After an in-depth understanding of the Constitution from a sufficiently detailed book, one can move to the multiple-choice questions (MCQs) for a better recall of the key facts relating to the constitution and relevant case law. The process, however, should not be reversed. Go from a textbook understanding to the multiple-choice questions, and not the other way round. The MCQs are recall devices and must be used to keep the specific provisions and case laws in mind so that those little things do not slip through the cracks as you master the tougher aspects of the subject, but cannot improve one’s understanding of the law.  

Students sometimes go through the Constitution diligently but ignore the Schedules appended at the end of the Constitution, which are as much part of the Constitution as any other part. The Schedules must be read and understood in conjunction with the corresponding constitutional provisions for a better understanding and easier recall. 

Important Features and Provisions
Certain parts and features of the Constitution require special focus for just about any competitive examination, and different methods can be adopted to improve understanding and retention, but making charts with notes in the margins works pretty well for the purpose. Some people like hanging charts from the wall to keep looking at it every now and then to revisit and revise on the go. 

The framers of the Indian Constitution borrowed several tested features from the constitutions of different countries so that they could give India a constitution that suited Indian conditions and also kept India in step with the forward marching modern world. For instance, bicameral legislature came from Britain, Fundamental Rights and an Independent Judiciary from the US Constitution, Directive Principles of State Police from the Irish Constitution, Advisory Jurisdiction of the Supreme Court from the Canadian Constitution, and so on. This should not be hard to memorize although it can be confusing to some in the beginning. Also, Judicial Review is said to have come from the American Constitution, but it has been read into the American Constitution by judicial interpretation and does not find explicit mention in the text of the US Constitution. 

Preamble, Part III and Part IV must be thoroughly understood, and while Directive Principles of State Policy are important as a whole, Article 39A, Article 43, Article 44, Article 45, Article 48A, and Article 50 are of particular importance. 

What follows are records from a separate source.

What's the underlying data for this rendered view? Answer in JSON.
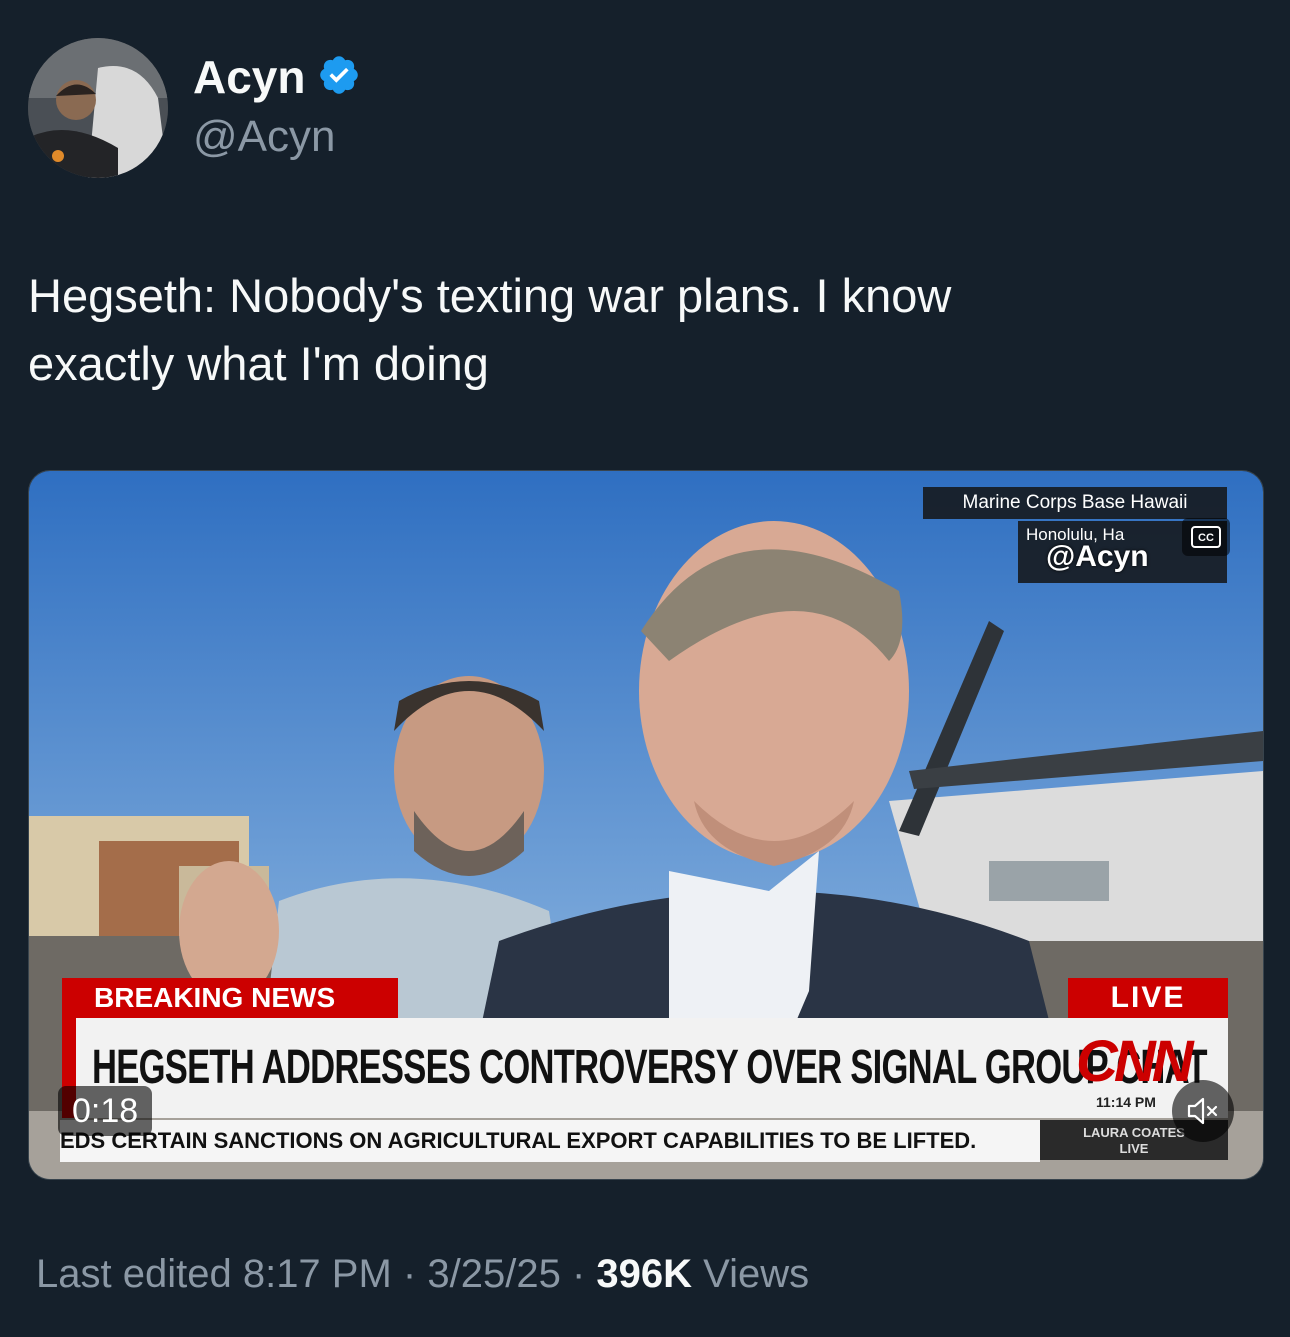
{
  "author": {
    "display_name": "Acyn",
    "handle": "@Acyn",
    "verified": true,
    "verified_color": "#1d9bf0"
  },
  "tweet": {
    "text_line1": "Hegseth: Nobody's texting war plans. I know",
    "text_line2": "exactly what I'm doing"
  },
  "video": {
    "location_line1": "Marine Corps Base Hawaii",
    "location_line2": "Honolulu, Ha",
    "watermark": "@Acyn",
    "breaking_label": "BREAKING NEWS",
    "live_label": "LIVE",
    "headline": "HEGSETH ADDRESSES CONTROVERSY OVER SIGNAL GROUP CHAT",
    "network_logo": "CNN",
    "news_time": "11:14 PM",
    "ticker": "EDS CERTAIN SANCTIONS ON AGRICULTURAL EXPORT CAPABILITIES TO BE LIFTED.",
    "show_name": "LAURA COATES",
    "show_status": "LIVE",
    "duration": "0:18",
    "cc_label": "CC",
    "mute_icon": "speaker-muted-icon",
    "accent_color": "#cc0000"
  },
  "meta": {
    "edited_label": "Last edited",
    "time": "8:17 PM",
    "separator": "·",
    "date": "3/25/25",
    "views_count": "396K",
    "views_label": "Views"
  }
}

Furthermore, Article 74, Article 76, Article 78, Article 112, Article 123, Article 143, Article 148, Article 161, Article 173, Article 178, Article 213, Article 214, Article 226, Article 280, Article 312, Article 343, Article 352, Article 368, and Article 370 are some of the other important constitutional provisions. 

Among the Schedules, Schedule 3, Schedule 7, and Schedule 9 have to be paid careful attention to, and among the Constitutional Amendments, Seventh, Tenth, Twelfth, Forty-Second, Sixty-First, Seventy-First, Seventy-Third, Seventy-Fourth, Eighty-Seventh, Ninety-Fifth, Ninety-Seventh, Hundredth, One Hundred Third, and One Hundred Fourth are significant.

For better retention, the most effective way is to keep aside some time every day to study the Constitution and to rush through the chart and short notes to keep the information fresh for ready recall. During the time one keeps aside for studying the Constitution, one should start by going through the provisions of the Constitution, referring to the relevant case law, and then one should move on to the chart and notes, after which one would do well to attempt a few MCQs from any of the several reliable guidebooks available for the purpose. This would keep all the information tightly interconnected, making it easier to summon the information at will by way of associative recall. That is the most straightforward way of retaining a lot of information, but you can always make suitable changes to the process depending upon what works best for you. 

*Dr Manish Arora, Advocate Supreme Court of India; Editor-in-Chief Lawyers Update; President Universal Institute of Legal Studies; Adjunct Professor Galgotias University Noida; Member Board of Legal Studies Amity University; Member Academic Advisory Council Lloyd Law College
President Harvard Club of India 2008 -2010